Thursday, June 19, 2008
UNITED NATIONS, June 18 -- A U.N. food survey of Zimbabwe concluded that poor weather, skyrocketing inflation and a shortage of seeds and fertilizers are conspiring to fuel one of the worst food crises in that country in more than 15 years.
The U.N. study, conducted in April and May by the World Food Program and the Rome-based Food and Agricultural Organization, estimated that about 5 million people in Zimbabwe -- nearly half the population -- will need food assistance by early 2009. The report said Zimbabwe will have to allow international humanitarian groups to scale up their operations to meet an estimated shortfall of 395,000 tons of food, and called on the government to lift restrictions on private entrepreneurs who sell seed and fertilizers to local farmers.
The report's findings come as the impoverished southern African nation is facing perhaps its biggest political crisis since it gained independence in 1980. President Robert Mugabe, Zimbabwe's only post-independence ruler, declared this week that he will refuse to cede power if opposition leader Morgan Tsvangirai wins the June 27 runoff election, as expected. This month, Mugabe's government ordered aid groups to suspend field operations, saying they had conspired with opposition political leaders to bring down his government.

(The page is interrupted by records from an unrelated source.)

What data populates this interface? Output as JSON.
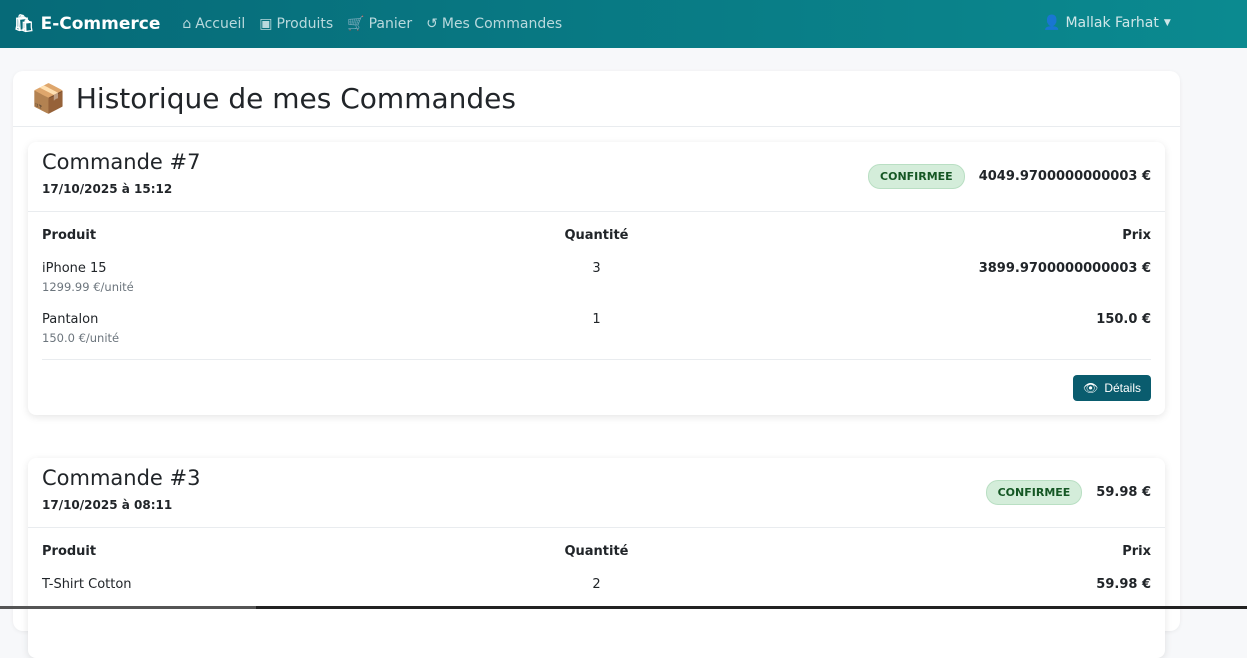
{
  "nav": {
    "brand": "E-Commerce",
    "links": [
      "Accueil",
      "Produits",
      "Panier",
      "Mes Commandes"
    ],
    "user": "Mallak Farhat"
  },
  "page": {
    "title": "Historique de mes Commandes"
  },
  "headers": {
    "product": "Produit",
    "qty": "Quantité",
    "price": "Prix"
  },
  "orders": [
    {
      "title": "Commande #7",
      "date": "17/10/2025 à 15:12",
      "status": "CONFIRMEE",
      "total": "4049.9700000000003 €",
      "details": "Détails",
      "items": [
        {
          "name": "iPhone 15",
          "unit": "1299.99 €/unité",
          "qty": "3",
          "price": "3899.9700000000003 €"
        },
        {
          "name": "Pantalon",
          "unit": "150.0 €/unité",
          "qty": "1",
          "price": "150.0 €"
        }
      ]
    },
    {
      "title": "Commande #3",
      "date": "17/10/2025 à 08:11",
      "status": "CONFIRMEE",
      "total": "59.98 €",
      "items": [
        {
          "name": "T-Shirt Cotton",
          "qty": "2",
          "price": "59.98 €"
        }
      ]
    }
  ],
  "colors": {
    "nav": "#066a78",
    "badge": "#d4edda",
    "button": "#0a5c6e"
  }
}
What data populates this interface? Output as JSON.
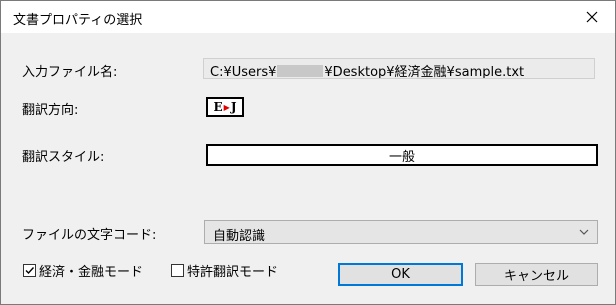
{
  "window": {
    "title": "文書プロパティの選択",
    "close_glyph": "✕"
  },
  "fields": {
    "input_file_label": "入力ファイル名:",
    "input_file_prefix": "C:¥Users¥",
    "input_file_suffix": "¥Desktop¥経済金融¥sample.txt",
    "direction_label": "翻訳方向:",
    "direction_from": "E",
    "direction_arrow": "▶",
    "direction_to": "J",
    "style_label": "翻訳スタイル:",
    "style_value": "一般",
    "encoding_label": "ファイルの文字コード:",
    "encoding_value": "自動認識"
  },
  "options": {
    "economy_mode_label": "経済・金融モード",
    "economy_mode_checked": true,
    "patent_mode_label": "特許翻訳モード",
    "patent_mode_checked": false
  },
  "buttons": {
    "ok_label": "OK",
    "cancel_label": "キャンセル"
  }
}
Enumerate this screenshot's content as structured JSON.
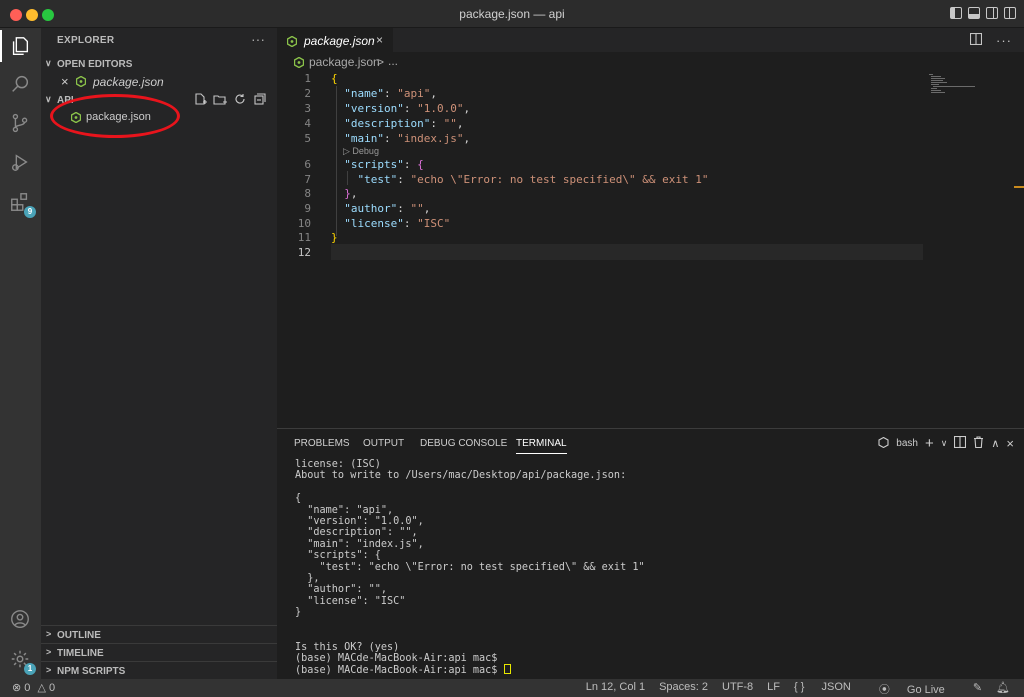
{
  "window": {
    "title": "package.json — api"
  },
  "activity_bar": {
    "extensions_badge": "9",
    "settings_badge": "1"
  },
  "sidebar": {
    "title": "EXPLORER",
    "more": "···",
    "open_editors": {
      "label": "OPEN EDITORS",
      "items": [
        {
          "close": "×",
          "name": "package.json"
        }
      ]
    },
    "folder": {
      "label": "API",
      "files": [
        {
          "name": "package.json"
        }
      ]
    },
    "bottom_sections": [
      {
        "label": "OUTLINE"
      },
      {
        "label": "TIMELINE"
      },
      {
        "label": "NPM SCRIPTS"
      }
    ]
  },
  "editor": {
    "tab": {
      "name": "package.json",
      "close": "×"
    },
    "breadcrumb": {
      "file": "package.json",
      "sep": ">",
      "more": "..."
    },
    "line_numbers": [
      "1",
      "2",
      "3",
      "4",
      "5",
      "6",
      "7",
      "8",
      "9",
      "10",
      "11",
      "12"
    ],
    "codelens": "▷ Debug",
    "code": {
      "open_brace": "{",
      "name_key": "\"name\"",
      "name_val": "\"api\"",
      "version_key": "\"version\"",
      "version_val": "\"1.0.0\"",
      "description_key": "\"description\"",
      "description_val": "\"\"",
      "main_key": "\"main\"",
      "main_val": "\"index.js\"",
      "scripts_key": "\"scripts\"",
      "scripts_open": "{",
      "test_key": "\"test\"",
      "test_val": "\"echo \\\"Error: no test specified\\\" && exit 1\"",
      "scripts_close": "}",
      "author_key": "\"author\"",
      "author_val": "\"\"",
      "license_key": "\"license\"",
      "license_val": "\"ISC\"",
      "close_brace": "}"
    }
  },
  "panel": {
    "tabs": [
      "PROBLEMS",
      "OUTPUT",
      "DEBUG CONSOLE",
      "TERMINAL"
    ],
    "active_tab": "TERMINAL",
    "shell": "bash",
    "terminal_lines": [
      "license: (ISC)",
      "About to write to /Users/mac/Desktop/api/package.json:",
      "",
      "{",
      "  \"name\": \"api\",",
      "  \"version\": \"1.0.0\",",
      "  \"description\": \"\",",
      "  \"main\": \"index.js\",",
      "  \"scripts\": {",
      "    \"test\": \"echo \\\"Error: no test specified\\\" && exit 1\"",
      "  },",
      "  \"author\": \"\",",
      "  \"license\": \"ISC\"",
      "}",
      "",
      "",
      "Is this OK? (yes)",
      "(base) MACde-MacBook-Air:api mac$",
      "(base) MACde-MacBook-Air:api mac$ "
    ]
  },
  "status_bar": {
    "errors": "0",
    "warnings": "0",
    "position": "Ln 12, Col 1",
    "spaces": "Spaces: 2",
    "encoding": "UTF-8",
    "eol": "LF",
    "language": "JSON",
    "go_live": "Go Live"
  },
  "colors": {
    "annotation_ellipse": "#e8141c",
    "json_icon": "#8bc34a",
    "string": "#ce9178",
    "key": "#9cdcfe"
  }
}
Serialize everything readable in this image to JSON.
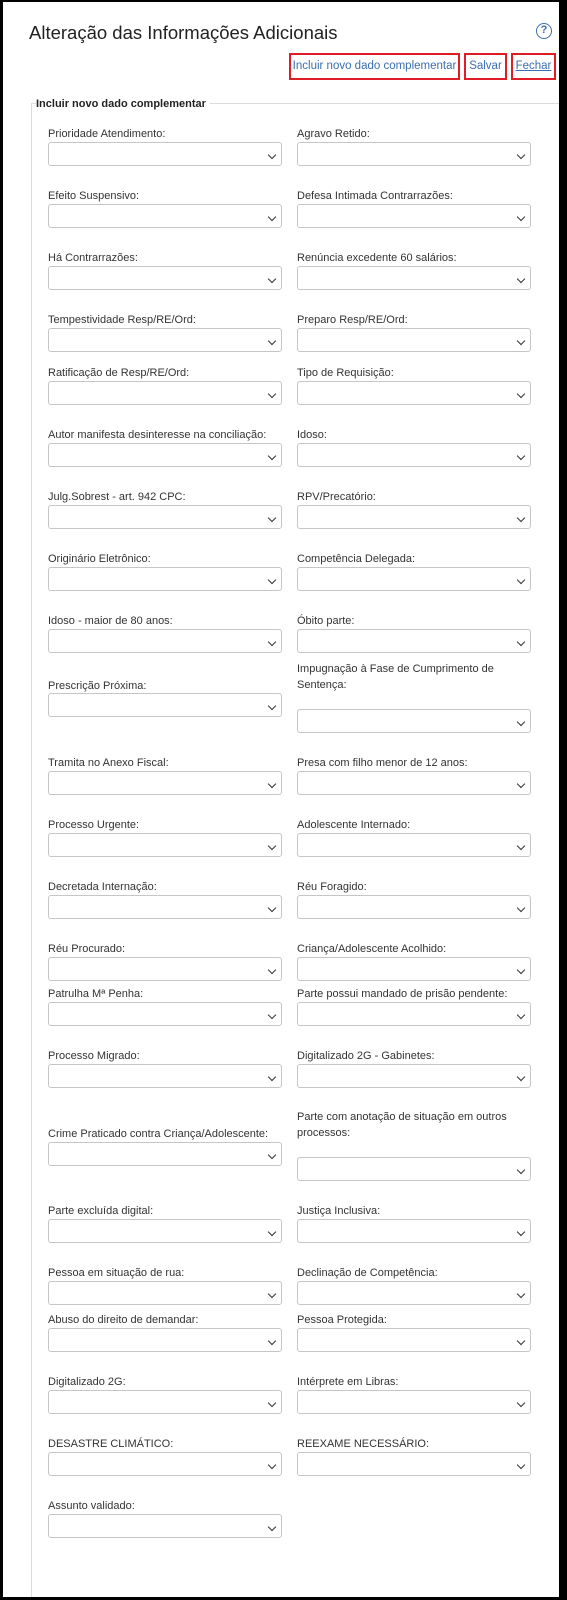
{
  "header": {
    "title": "Alteração das Informações Adicionais",
    "help_icon": "question-circle-icon",
    "buttons": {
      "incluir": "Incluir novo dado complementar",
      "salvar": "Salvar",
      "fechar": "Fechar"
    },
    "highlight_color": "#e01c24",
    "link_color": "#3a6fb0"
  },
  "section": {
    "title": "Incluir novo dado complementar"
  },
  "fields": [
    {
      "label": "Prioridade Atendimento:",
      "value": ""
    },
    {
      "label": "Agravo Retido:",
      "value": ""
    },
    {
      "label": "Efeito Suspensivo:",
      "value": ""
    },
    {
      "label": "Defesa Intimada Contrarrazões:",
      "value": ""
    },
    {
      "label": "Há Contrarrazões:",
      "value": ""
    },
    {
      "label": "Renúncia excedente 60 salários:",
      "value": ""
    },
    {
      "label": "Tempestividade Resp/RE/Ord:",
      "value": ""
    },
    {
      "label": "Preparo Resp/RE/Ord:",
      "value": ""
    },
    {
      "label": "Ratificação de Resp/RE/Ord:",
      "value": ""
    },
    {
      "label": "Tipo de Requisição:",
      "value": ""
    },
    {
      "label": "Autor manifesta desinteresse na conciliação:",
      "value": ""
    },
    {
      "label": "Idoso:",
      "value": ""
    },
    {
      "label": "Julg.Sobrest - art. 942 CPC:",
      "value": ""
    },
    {
      "label": "RPV/Precatório:",
      "value": ""
    },
    {
      "label": "Originário Eletrônico:",
      "value": ""
    },
    {
      "label": "Competência Delegada:",
      "value": ""
    },
    {
      "label": "Idoso - maior de 80 anos:",
      "value": ""
    },
    {
      "label": "Óbito parte:",
      "value": ""
    },
    {
      "label": "Prescrição Próxima:",
      "value": ""
    },
    {
      "label": "Impugnação à Fase de Cumprimento de Sentença:",
      "value": ""
    },
    {
      "label": "Tramita no Anexo Fiscal:",
      "value": ""
    },
    {
      "label": "Presa com filho menor de 12 anos:",
      "value": ""
    },
    {
      "label": "Processo Urgente:",
      "value": ""
    },
    {
      "label": "Adolescente Internado:",
      "value": ""
    },
    {
      "label": "Decretada Internação:",
      "value": ""
    },
    {
      "label": "Réu Foragido:",
      "value": ""
    },
    {
      "label": "Réu Procurado:",
      "value": ""
    },
    {
      "label": "Criança/Adolescente Acolhido:",
      "value": ""
    },
    {
      "label": "Patrulha Mª Penha:",
      "value": ""
    },
    {
      "label": "Parte possui mandado de prisão pendente:",
      "value": ""
    },
    {
      "label": "Processo Migrado:",
      "value": ""
    },
    {
      "label": "Digitalizado 2G - Gabinetes:",
      "value": ""
    },
    {
      "label": "Crime Praticado contra Criança/Adolescente:",
      "value": ""
    },
    {
      "label": "Parte com anotação de situação em outros processos:",
      "value": ""
    },
    {
      "label": "Parte excluída digital:",
      "value": ""
    },
    {
      "label": "Justiça Inclusiva:",
      "value": ""
    },
    {
      "label": "Pessoa em situação de rua:",
      "value": ""
    },
    {
      "label": "Declinação de Competência:",
      "value": ""
    },
    {
      "label": "Abuso do direito de demandar:",
      "value": ""
    },
    {
      "label": "Pessoa Protegida:",
      "value": ""
    },
    {
      "label": "Digitalizado 2G:",
      "value": ""
    },
    {
      "label": "Intérprete em Libras:",
      "value": ""
    },
    {
      "label": "DESASTRE CLIMÁTICO:",
      "value": ""
    },
    {
      "label": "REEXAME NECESSÁRIO:",
      "value": ""
    },
    {
      "label": "Assunto validado:",
      "value": ""
    }
  ]
}
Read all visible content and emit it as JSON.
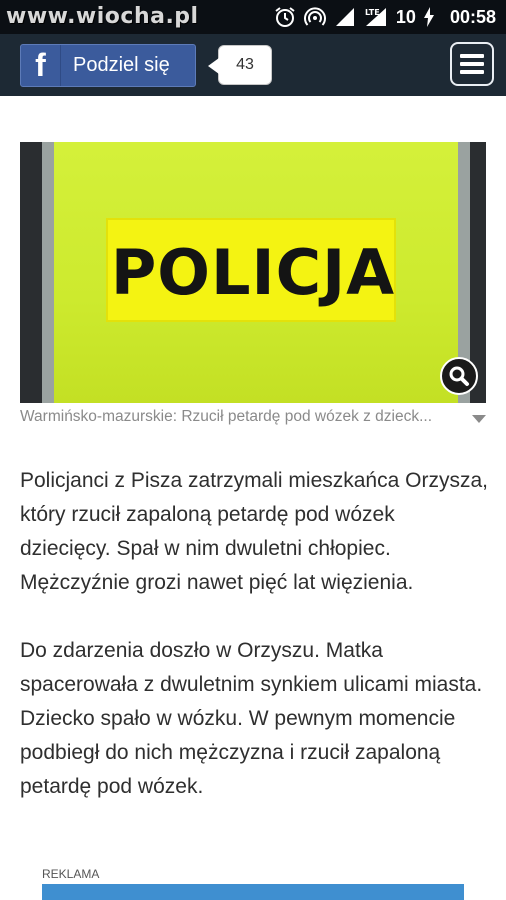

"The current political crisis is compounding an already deep social, economic and humanitarian crisis," U.N. Secretary-General Ban Ki-moon said Wednesday in a briefing to the U.N. General Assembly. The suspension of aid groups "comes at a time when food security is deteriorating and people are becoming even more vulnerable."
Secretary of State Condoleezza Rice said she and the foreign minister of Burkina Faso would convene a meeting Thursday of U.N. Security Council members to draw attention to the electoral crisis in Zimbabwe. She urged African leaders to tell Mugabe that "the people of Zimbabwe deserve a free and fair election, that you cannot intimidate opponents, you cannot put opponents in jail."
Heavy rainfall in December and early January submerged huge swaths of Zimbabwe's cropland under water for weeks, while a stretch of dry weather that followed undermined farmers' efforts to recover. Locally produced staples such as corn and wheat will fall 40 percent compared to last year's harvest.
The United Nations estimates that more than 2 million people in Zimbabwe will need food assistance between July and September; that number is expected to rise to 3.1 million in October and peak around 5.1 million between January and March.
The latest crisis has been exacerbated by the rising costs of key imports, including food and fuel, and by government-imposed price controls that discourage farmers from growing basic staples such as corn.
But it also follows a decade-long economic decline that has shrunk the country's economy by about 44 percent since 1998 and led to the highest rates of hyperinflation in the world. Mugabe's land reform policies -- which transferred white-owned commercial farms to landless black farmers -- have dramatically undercut agricultural productivity.
"The key economic indicators since 2001 paint a picture of rampant unemployment and underemployment," the report states. "For agriculture . . . 2008 may turn out to be one of the worst years since 1992."